- WORK REQUIRED
The answer is every line in the data below that contains the word "will".

Records from a dataset:
——

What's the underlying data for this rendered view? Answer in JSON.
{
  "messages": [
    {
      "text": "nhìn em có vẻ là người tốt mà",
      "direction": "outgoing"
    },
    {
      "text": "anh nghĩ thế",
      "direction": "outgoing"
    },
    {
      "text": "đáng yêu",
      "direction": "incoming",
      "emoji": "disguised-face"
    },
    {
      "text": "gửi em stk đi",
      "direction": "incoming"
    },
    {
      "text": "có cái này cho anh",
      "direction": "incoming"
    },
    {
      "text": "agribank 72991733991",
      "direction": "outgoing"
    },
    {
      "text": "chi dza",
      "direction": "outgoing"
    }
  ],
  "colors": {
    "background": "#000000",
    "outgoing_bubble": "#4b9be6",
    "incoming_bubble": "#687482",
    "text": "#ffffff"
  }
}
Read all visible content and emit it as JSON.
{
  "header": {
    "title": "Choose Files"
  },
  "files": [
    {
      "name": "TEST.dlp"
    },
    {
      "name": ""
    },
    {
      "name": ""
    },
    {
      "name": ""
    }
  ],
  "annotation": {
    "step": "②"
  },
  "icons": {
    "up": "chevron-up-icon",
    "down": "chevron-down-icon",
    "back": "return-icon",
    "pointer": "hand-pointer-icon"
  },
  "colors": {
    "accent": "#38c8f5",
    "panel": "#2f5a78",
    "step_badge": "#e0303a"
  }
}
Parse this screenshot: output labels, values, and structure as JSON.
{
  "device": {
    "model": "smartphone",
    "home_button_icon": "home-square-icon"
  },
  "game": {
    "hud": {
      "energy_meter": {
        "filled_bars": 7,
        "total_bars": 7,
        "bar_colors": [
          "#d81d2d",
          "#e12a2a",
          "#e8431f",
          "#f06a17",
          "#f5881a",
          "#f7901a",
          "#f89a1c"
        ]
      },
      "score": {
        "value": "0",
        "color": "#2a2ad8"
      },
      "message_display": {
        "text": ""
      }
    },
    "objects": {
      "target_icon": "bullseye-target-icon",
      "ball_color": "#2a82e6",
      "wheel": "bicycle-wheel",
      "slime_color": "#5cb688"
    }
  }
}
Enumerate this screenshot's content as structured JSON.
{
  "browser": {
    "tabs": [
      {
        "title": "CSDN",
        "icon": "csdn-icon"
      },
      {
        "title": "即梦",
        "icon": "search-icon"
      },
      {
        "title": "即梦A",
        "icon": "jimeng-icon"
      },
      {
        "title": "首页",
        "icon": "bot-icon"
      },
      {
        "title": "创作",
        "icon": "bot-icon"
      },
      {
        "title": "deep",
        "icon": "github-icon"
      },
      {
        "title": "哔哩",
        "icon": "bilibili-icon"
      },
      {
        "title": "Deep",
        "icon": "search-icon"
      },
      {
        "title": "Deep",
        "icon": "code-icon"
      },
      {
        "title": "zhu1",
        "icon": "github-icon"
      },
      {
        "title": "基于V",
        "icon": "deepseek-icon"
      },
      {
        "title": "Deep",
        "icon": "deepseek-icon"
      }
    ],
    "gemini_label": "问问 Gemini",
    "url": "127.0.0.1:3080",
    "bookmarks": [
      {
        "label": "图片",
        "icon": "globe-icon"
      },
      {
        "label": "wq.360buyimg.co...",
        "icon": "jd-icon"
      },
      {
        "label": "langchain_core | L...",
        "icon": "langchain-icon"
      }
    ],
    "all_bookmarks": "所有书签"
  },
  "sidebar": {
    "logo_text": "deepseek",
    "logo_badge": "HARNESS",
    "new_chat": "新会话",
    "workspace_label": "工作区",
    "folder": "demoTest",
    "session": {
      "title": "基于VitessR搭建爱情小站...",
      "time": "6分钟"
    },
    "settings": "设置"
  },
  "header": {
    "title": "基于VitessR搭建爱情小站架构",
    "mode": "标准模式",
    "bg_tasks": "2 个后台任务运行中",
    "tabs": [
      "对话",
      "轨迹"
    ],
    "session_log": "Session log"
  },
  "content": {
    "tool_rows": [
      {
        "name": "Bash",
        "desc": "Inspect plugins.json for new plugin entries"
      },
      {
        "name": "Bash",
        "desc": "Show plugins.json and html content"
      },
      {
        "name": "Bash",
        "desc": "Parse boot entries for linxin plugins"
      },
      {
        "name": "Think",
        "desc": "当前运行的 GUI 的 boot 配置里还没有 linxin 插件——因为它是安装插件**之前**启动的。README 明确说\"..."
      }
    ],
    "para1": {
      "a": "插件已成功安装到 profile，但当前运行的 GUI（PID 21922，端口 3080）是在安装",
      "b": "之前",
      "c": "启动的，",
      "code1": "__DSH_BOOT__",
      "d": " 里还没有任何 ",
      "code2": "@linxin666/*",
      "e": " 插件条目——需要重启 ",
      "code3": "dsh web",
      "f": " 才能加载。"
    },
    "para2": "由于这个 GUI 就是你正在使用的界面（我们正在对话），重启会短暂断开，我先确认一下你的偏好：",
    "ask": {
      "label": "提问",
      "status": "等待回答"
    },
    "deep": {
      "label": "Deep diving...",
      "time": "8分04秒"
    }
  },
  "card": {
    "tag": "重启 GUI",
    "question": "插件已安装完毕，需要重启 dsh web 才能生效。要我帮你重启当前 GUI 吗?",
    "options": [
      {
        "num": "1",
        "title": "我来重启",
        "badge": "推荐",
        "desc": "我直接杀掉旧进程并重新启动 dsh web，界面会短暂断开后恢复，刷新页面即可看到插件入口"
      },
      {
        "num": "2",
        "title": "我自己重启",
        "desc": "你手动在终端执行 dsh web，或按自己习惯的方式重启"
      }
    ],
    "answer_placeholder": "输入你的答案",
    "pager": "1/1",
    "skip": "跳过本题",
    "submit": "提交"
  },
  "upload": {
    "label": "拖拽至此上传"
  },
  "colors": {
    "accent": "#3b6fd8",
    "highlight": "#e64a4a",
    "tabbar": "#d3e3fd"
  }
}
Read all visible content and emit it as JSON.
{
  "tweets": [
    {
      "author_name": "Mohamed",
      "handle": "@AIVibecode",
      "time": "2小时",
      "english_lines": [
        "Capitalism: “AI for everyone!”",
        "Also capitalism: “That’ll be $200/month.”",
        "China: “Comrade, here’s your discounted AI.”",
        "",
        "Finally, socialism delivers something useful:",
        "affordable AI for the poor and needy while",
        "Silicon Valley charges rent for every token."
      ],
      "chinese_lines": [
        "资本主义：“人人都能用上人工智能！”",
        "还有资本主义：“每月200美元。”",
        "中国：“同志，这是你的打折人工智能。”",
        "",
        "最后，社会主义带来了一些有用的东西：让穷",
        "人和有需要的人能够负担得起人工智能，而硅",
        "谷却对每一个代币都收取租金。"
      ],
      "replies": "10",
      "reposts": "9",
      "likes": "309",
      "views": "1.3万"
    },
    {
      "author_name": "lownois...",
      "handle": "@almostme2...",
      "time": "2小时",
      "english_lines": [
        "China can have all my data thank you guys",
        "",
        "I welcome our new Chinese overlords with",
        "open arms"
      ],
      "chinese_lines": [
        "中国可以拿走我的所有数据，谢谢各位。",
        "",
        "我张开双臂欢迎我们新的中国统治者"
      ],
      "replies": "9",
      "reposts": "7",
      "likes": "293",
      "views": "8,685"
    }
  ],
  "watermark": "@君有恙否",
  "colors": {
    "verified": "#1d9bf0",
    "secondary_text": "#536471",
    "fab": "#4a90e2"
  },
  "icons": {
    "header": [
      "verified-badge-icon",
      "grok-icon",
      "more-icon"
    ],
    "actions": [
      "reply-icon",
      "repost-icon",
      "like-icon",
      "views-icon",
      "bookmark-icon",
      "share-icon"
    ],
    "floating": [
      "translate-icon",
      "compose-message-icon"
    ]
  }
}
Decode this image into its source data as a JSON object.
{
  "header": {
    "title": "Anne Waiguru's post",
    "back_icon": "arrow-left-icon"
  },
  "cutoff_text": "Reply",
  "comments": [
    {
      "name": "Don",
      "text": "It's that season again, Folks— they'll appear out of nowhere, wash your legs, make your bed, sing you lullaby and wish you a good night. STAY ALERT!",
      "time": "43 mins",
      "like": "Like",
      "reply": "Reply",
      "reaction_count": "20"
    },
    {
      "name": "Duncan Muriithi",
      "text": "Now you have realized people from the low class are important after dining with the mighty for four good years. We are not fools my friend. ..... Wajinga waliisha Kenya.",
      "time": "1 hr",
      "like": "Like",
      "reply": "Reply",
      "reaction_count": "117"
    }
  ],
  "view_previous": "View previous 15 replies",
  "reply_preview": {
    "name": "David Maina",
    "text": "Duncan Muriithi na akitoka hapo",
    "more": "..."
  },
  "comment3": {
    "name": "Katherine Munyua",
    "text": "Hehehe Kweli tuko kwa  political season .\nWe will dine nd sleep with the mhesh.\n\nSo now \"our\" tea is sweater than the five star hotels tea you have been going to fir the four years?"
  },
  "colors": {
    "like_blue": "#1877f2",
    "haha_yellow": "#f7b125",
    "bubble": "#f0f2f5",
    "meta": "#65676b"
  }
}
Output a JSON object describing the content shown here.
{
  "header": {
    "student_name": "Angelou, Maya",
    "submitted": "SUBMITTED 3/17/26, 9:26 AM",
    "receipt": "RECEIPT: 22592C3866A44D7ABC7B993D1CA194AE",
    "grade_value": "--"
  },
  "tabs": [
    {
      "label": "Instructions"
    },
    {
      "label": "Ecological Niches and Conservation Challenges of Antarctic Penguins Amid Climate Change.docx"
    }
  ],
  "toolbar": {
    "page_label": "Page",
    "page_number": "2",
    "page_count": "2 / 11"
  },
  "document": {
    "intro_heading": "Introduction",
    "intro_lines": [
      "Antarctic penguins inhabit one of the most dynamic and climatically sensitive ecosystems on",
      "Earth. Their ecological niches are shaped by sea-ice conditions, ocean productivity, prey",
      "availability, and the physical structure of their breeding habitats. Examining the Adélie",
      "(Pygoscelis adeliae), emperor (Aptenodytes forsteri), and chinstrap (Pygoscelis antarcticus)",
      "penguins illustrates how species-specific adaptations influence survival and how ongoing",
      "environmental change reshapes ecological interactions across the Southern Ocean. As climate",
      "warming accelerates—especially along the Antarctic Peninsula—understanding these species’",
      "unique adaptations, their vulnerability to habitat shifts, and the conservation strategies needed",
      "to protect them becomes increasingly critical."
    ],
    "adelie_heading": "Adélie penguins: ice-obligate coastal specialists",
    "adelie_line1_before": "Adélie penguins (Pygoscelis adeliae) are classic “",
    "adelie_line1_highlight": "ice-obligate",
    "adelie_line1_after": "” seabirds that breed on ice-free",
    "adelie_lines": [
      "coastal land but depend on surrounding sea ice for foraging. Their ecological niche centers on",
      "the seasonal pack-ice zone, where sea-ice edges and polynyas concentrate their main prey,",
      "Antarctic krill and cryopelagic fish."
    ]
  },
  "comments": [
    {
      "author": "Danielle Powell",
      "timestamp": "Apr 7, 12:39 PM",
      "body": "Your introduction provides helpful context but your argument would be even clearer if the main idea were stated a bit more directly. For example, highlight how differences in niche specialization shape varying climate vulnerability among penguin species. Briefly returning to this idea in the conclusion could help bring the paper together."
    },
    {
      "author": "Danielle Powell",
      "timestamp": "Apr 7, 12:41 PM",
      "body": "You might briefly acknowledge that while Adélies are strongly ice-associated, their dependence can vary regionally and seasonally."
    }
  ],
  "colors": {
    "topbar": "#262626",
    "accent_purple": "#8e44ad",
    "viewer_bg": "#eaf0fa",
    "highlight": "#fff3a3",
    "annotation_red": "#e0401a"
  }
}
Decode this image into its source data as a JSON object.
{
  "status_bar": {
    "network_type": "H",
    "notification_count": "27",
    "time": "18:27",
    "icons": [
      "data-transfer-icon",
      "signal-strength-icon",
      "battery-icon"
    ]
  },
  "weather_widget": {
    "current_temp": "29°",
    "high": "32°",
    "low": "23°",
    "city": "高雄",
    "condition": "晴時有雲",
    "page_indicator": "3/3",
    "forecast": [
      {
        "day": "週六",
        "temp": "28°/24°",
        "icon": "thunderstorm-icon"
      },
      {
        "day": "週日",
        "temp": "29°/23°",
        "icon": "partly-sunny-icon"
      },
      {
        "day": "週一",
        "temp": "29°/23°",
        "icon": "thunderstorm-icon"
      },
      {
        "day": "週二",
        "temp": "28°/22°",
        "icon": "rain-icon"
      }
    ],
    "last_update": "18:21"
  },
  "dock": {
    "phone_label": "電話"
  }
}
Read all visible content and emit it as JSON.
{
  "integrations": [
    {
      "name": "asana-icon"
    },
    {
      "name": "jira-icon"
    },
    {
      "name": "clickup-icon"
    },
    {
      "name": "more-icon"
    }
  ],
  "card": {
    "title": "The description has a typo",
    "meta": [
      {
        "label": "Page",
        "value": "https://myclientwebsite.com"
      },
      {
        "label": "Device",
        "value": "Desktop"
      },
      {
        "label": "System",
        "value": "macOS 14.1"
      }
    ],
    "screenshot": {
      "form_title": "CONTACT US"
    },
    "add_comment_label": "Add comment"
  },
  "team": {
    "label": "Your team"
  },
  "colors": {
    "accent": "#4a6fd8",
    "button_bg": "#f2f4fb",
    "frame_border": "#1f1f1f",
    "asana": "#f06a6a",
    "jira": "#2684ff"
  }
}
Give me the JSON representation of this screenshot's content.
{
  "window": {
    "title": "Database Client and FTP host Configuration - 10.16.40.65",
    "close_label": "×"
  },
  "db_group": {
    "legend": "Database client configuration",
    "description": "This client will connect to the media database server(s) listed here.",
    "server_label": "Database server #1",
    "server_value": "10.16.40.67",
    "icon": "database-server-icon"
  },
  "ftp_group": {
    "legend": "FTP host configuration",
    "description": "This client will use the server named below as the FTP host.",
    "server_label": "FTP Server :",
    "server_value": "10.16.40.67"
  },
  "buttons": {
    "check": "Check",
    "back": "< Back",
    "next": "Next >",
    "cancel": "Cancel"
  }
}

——

- WRITTEN REPLY
    "text": "Hehehe Kweli tuko kwa  political season .\nWe will dine nd sleep with the mhesh.\n\nSo now \"our\" tea is sweater than the five star hotels tea you have been going to fir the four years?"
    "description": "This client will connect to the media database server(s) listed here.",
    "description": "This client will use the server named below as the FTP host.",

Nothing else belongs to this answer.